Overall, these benchmarks have shown that replacing the append-only format with Sediment has been a success so far.

Next Steps

Nebari's multi-tree type, Roots, is not currently compatible with Sediment. To finish realizing my goal of a single fsync() ACID transaction, I need to update the Roots type to support multi-tree transactions within Sediment. Until earlier this week, my vision was to refactor Roots to use a single file for all trees by using a B+Tree of B+Trees internally.

However, with the results of the scan benchmark, I'm believe I'm seeing some benefits of keeping "related data" together. I'm currently debating whether I want to proceed with the single-file approach or whether I'm going to update the current multi-file approach with a new transaction log that can be synchronized in parallel with the affected trees.

I've started maintaining a project on GitHub tracking the issues I want to complete before I release the next BonsaiDb update. There are also a lot of areas left to explore:

While this new format is much more complex than the current append-only format, I've had enough promising results that I'm proceeding with this new format. My next goal is to get the BonsaiDb Commerce Benchmark running atop Sediment -- that is the benchmark where the current format results in BonsaiDb to be roughly 2.5x slower than PostgreSQL. I'm optimistic that BonsaiDb can compete based on these early results!

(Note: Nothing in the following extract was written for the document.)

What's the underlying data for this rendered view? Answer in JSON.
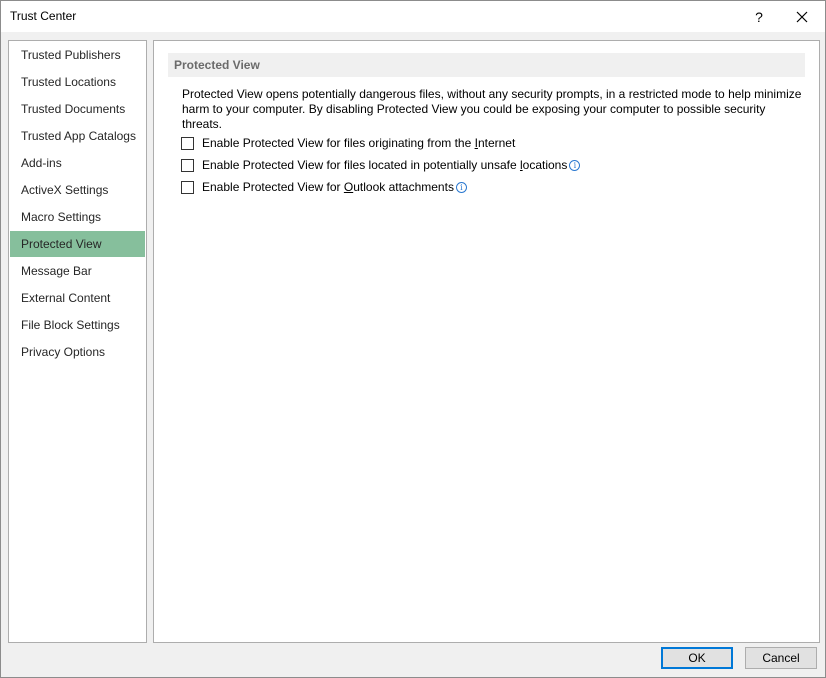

Assuming that the remaining development goes smoothly, I am currently hoping to have BonsaiDb v0.5 out sometime in August with support for the new format. I am committed to having a painless way to migrate data from the old format to the new format, so all current users or people considering trying BonsaiDb need not worry!

Getting Started with BonsaiDb

Our homepage has basic setup instructions and a list of examples. We have started writing a user's guide, and we have tried to write good documentation.

We would love to hear from you if you have questions or feedback. We have community Discourse forums and a Discord server, but also welcome anyone to open an issue with any questions or feedback.

We dream big with BonsaiDb, and we believe that it can simplify writing and deploying complex, data-driven applications in Rust. We would love additional contributors who have similar passions and ambitions.

Lastly, if you build something with one of our libraries, we would love to hear about it. Nothing makes us happier than hearing people are building things with our crates!